After the game, everyone seemed to be energized by the transformation.
“I’m just happy that I get a chance to make the most of this opportunity and prove that I should be starting,” the low-key McGee said after the game in front of his locker.
“I can’t remember the last time I played 36 minutes and took 22 shots, ” an enthusiastic Blatche said while getting dressed.
“Our younger guys are standing up. Nick and those guys are different right now,” Coach Saunders said during his post game press conference. “Whether they are finally realizing that this is a business, or that if you don’t perform at a certain level things can happen no matter who you are and that you have obligations to live up to, those guys have had a different sense of urgency as far as on the court. They know there’s not a comfort level.”
I can readily admit I was worried about the post game locker room atmosphere prior to getting those quotes. Jamison, Haywood and to a lesser extent Butler were absolute quote machines. They took the time to give thoughtful responses to questions, the peppered in a little humor every now and then, and they rarely let their emotions interfere with the post game reactions.
Younger players like Blatche, Young and McGee rarely spoke, and Saunders said, “they used the older players as crutch.”
But on this odd day, everyone contributed, everyone spoke, and it seemed to all fit. I’m not naive enough to believe that everyday will have this Utopian feel to it, but I’m also not cynical enough to simply dismiss it. A win is a win. But a win after losing your best players is an even bigger win.
Before I left the locker room, I ran into Josh Howard who was laughing at the crowd around the newly acquired James Singleton. Howard was laughing with the Wizards PR staff about how Singleton had never had that many cameras and writers around him before.
“Please don’t let this go to his head,” Howard said while laughing hysterically.

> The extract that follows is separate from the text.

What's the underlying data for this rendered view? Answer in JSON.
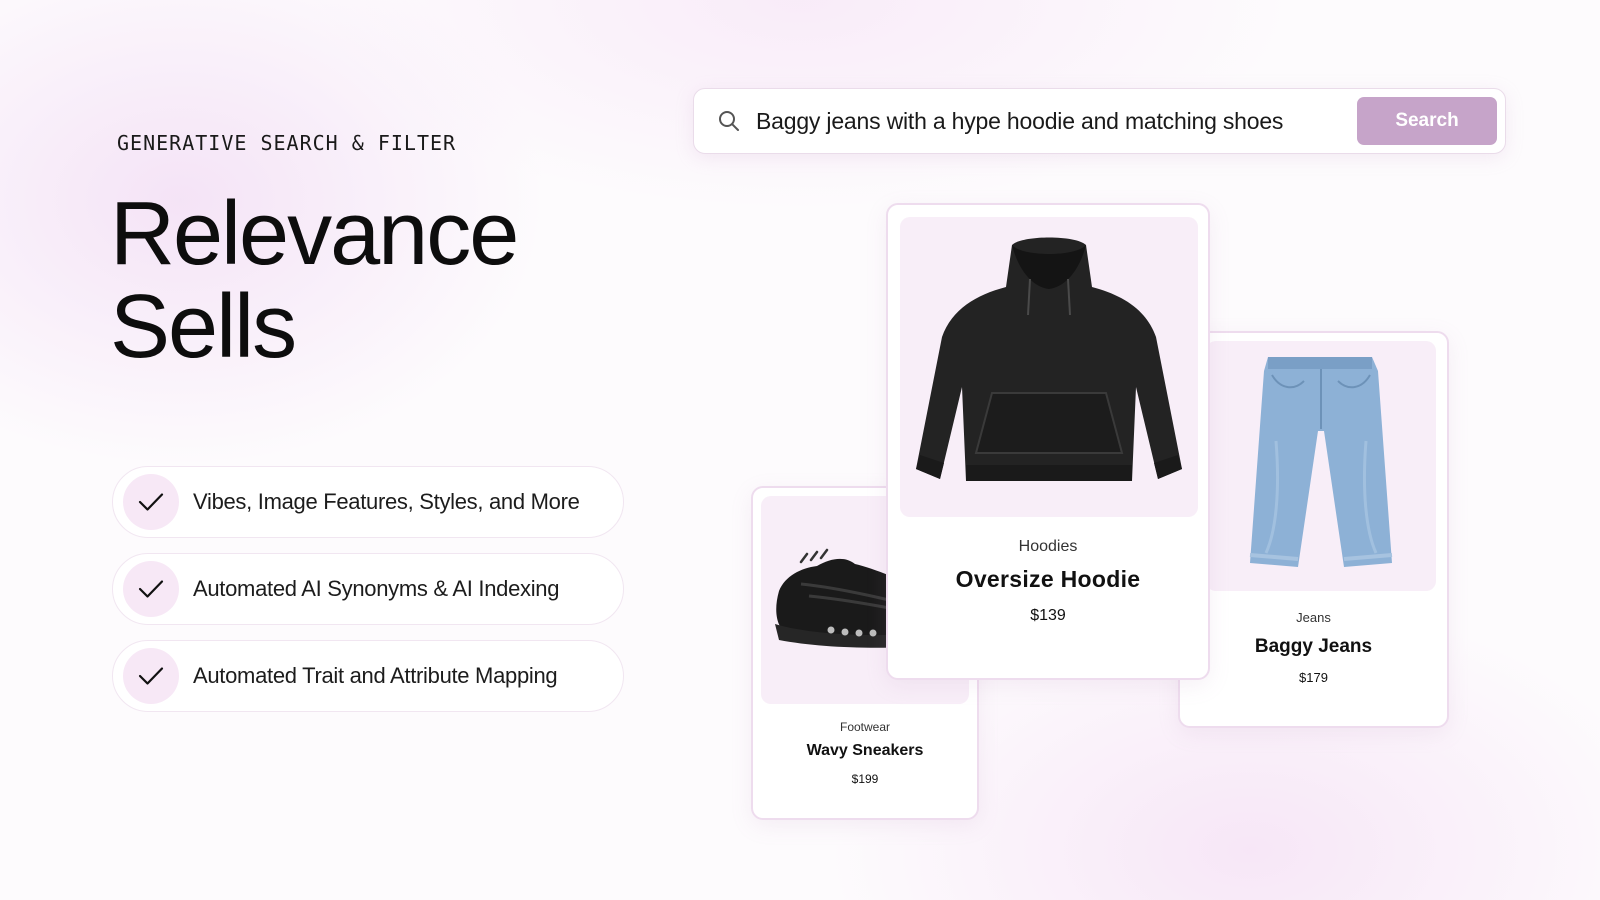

I chuckled to myself as I left the locker room, hoping that Howard, his teammates, the writers and even the fans would take heed.